And if that realization is the first rays of sun filtering through the darkness, then I say it’s time to bring on the morning – we’re ready to tackle the day and make the best out of life!

2005 © Menard Communications – Jason Menard All Rights Reserved

Sports Watching With my Wife

By Jason Menard

Forget The Apprentice. If you want to see real wheeling and dealing at its finest, then look no further than the average household when the great debate is on. I’m not talking about politics or religion – no, the great debate in my house, and many others like it, revolves around one question – “Honey, can I watch the game tonight?”

To all you single men out there, please consider strongly any desire you may have to settle down if sports is really and truly a priority. Fortunately, I love my wife more than I love sports – but that doesn’t really make things any easier.

In my youth, I was the biggest sports fan around. I could rhyme of meaningless statistics, name the Stanley Cup winners from the past 50 years – in order, and talk insightfully about any number of sporting topics. My TV could have had only two channels, but as long as it picked up Hockey Night in Canada and TSN, I was a happy man.

Now, my TV has over 200 channels, we have time-shifting, and world broadcasts – yet it seems that somehow my wife has been able to install an S-chip without me even knowing it! I knew about V-chips that blocked violence from your screen, but I had no idea that there was a chip in development that eliminates even the hint of athleticism from the airwaves. At times, the most athletic activity that graces our screen is when the homeowners dash to their neighbours’ house in Trading Spaces

I know there are other husbands just like me. In fact, I’ve seen them at work. When our single brethren ask us if we catch the game, our eyes shift about, we mumble something semi-coherent about being busy last night, and wonder to ourselves how it all came down to this. If we’re lucky, we’ll sneak a couple of minutes of highlights, or you’ll see us lingering in the TV section of the store on shopping excursions.

And this time of year is especially torturous. With Canadian and NFL football dominating the airwaves, basketball on its way, and hockey… well, during a normal year… we feel the same way as we do when we lose the car in a parking lot – we know what we’re looking for is nearby, but we can’t find our way to it! Like Tantalus, what we want is maddeningly close, but just out of reach.

I’ve tried to share my enthusiasm with sports with my wife, but she grew up in a household where organized sports weren’t a part of everyday life.

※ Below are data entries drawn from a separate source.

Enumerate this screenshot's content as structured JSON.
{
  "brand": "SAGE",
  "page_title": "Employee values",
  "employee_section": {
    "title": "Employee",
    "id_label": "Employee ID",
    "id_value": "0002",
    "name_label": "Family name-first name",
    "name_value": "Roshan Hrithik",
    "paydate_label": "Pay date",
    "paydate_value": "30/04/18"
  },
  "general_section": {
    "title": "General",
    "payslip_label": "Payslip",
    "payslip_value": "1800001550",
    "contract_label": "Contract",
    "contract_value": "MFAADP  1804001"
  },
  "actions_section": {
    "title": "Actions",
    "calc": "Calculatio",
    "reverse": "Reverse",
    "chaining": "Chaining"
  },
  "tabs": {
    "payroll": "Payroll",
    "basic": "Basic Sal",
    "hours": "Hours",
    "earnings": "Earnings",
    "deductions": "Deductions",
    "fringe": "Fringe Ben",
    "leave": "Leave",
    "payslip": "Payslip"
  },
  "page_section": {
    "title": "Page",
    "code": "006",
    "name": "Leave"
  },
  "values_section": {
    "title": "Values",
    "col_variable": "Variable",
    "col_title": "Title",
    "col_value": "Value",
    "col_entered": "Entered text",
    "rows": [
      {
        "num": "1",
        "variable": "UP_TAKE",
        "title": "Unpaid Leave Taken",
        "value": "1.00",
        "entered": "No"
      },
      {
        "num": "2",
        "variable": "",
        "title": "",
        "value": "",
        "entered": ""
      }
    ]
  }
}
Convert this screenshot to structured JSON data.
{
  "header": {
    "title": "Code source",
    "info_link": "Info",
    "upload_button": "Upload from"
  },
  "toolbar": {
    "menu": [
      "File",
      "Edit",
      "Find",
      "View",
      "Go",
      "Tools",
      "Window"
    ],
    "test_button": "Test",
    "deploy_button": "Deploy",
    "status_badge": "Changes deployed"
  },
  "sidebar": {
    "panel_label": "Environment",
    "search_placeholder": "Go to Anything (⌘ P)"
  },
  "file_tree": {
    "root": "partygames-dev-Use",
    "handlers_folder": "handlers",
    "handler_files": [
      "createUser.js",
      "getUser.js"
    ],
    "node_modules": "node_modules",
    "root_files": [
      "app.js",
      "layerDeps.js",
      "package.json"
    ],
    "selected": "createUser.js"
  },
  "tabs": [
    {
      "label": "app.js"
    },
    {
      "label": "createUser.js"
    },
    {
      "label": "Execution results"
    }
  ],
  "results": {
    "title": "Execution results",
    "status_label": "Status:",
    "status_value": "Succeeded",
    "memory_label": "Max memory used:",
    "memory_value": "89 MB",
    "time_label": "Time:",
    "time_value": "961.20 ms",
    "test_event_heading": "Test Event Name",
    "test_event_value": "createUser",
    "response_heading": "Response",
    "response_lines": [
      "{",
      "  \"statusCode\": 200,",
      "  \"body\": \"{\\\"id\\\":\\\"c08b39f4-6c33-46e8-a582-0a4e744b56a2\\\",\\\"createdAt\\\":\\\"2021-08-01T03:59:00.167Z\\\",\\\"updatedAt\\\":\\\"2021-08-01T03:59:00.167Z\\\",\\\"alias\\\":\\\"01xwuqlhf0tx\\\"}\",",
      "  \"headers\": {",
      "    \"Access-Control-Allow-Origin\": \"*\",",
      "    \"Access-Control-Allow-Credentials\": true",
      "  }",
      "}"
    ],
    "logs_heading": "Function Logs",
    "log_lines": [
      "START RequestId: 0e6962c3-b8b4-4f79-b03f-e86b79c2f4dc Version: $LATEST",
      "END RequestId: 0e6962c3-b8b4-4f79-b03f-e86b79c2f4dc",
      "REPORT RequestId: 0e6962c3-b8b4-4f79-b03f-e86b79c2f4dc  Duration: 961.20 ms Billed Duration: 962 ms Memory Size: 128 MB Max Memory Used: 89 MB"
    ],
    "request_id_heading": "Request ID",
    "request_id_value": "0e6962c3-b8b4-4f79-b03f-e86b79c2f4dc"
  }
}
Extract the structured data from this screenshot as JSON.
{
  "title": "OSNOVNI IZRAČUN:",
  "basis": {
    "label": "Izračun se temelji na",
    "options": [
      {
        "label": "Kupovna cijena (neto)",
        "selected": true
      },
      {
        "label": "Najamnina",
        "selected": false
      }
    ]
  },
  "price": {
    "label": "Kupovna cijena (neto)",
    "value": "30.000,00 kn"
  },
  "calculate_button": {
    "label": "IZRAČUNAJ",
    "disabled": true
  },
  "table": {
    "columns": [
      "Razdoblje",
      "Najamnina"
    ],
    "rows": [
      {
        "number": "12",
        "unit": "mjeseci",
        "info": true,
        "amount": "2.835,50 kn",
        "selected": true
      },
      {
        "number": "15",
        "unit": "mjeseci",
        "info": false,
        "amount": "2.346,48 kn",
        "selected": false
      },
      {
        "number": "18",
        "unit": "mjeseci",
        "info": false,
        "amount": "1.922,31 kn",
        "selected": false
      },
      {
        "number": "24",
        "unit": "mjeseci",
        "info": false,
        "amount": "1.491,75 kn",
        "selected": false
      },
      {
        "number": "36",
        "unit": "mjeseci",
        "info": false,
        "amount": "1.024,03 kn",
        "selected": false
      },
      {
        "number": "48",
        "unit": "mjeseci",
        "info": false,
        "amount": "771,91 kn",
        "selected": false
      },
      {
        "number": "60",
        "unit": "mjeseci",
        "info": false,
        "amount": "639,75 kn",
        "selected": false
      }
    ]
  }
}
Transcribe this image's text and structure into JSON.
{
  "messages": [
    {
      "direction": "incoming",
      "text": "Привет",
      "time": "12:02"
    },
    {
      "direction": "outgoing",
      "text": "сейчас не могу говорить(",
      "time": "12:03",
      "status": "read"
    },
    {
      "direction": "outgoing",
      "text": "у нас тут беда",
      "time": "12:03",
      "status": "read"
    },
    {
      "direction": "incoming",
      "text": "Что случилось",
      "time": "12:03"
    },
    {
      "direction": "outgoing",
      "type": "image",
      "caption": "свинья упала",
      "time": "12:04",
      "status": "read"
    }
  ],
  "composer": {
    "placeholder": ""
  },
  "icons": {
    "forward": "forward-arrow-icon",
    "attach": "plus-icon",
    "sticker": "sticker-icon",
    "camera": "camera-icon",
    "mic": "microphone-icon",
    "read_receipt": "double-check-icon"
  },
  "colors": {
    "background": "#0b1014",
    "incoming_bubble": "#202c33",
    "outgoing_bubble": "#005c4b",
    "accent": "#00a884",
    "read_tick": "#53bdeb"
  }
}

So, try as I might, I can’t get her to see the joys of sport. “It’s just a bunch of overgrown man grabbing and hitting each other,” she’ll say.

I’ll try to explain the intricacies of football, or illustrate the speed and beauty of hockey, or get her to appreciate the athleticism of basketball players, but the response is the same. I suppose if the players went off and redesigned their dressing rooms between periods it would be a different story.

My favourite line of hers is, “Well, you watched sports today.” As if all manner of athletics can be lumped into one athletic stew to be ladled out judiciously. And I, like a modern-day Oliver Twist, must humbly hold up my remote saying, “Please ma’am, may I have some more?”

I am thankful to have two TVs, but that can be both a blessing and a curse. First, the bigger TV is never available for sports – I think it may be allergic to them. And when I ask why my wife won’t go in our bedroom to the smaller TV, the answer is invariably, “Well, that one doesn’t get all the channels.”

So, you may say, what’s the problem? Just get up and go to the other TV. Which is an option, but – as you may recall from a couple of paragraphs above – I do love my wife and enjoy spending time with her, so that’s not an option I’d really like to pursue.

Like an athlete in his older years, the game begins to get away from us. Yet, the joys of family far outstrip the pleasures derived from sports. Priorities change and the more important things in life come into focus as we mature. So, while I may look back fondly on my youthful engorgement in sports, I wouldn’t trade a moment of it for what I have today.

But the second she drops that remote…

2005 © Menard Communications – Jason Menard All Rights Reserved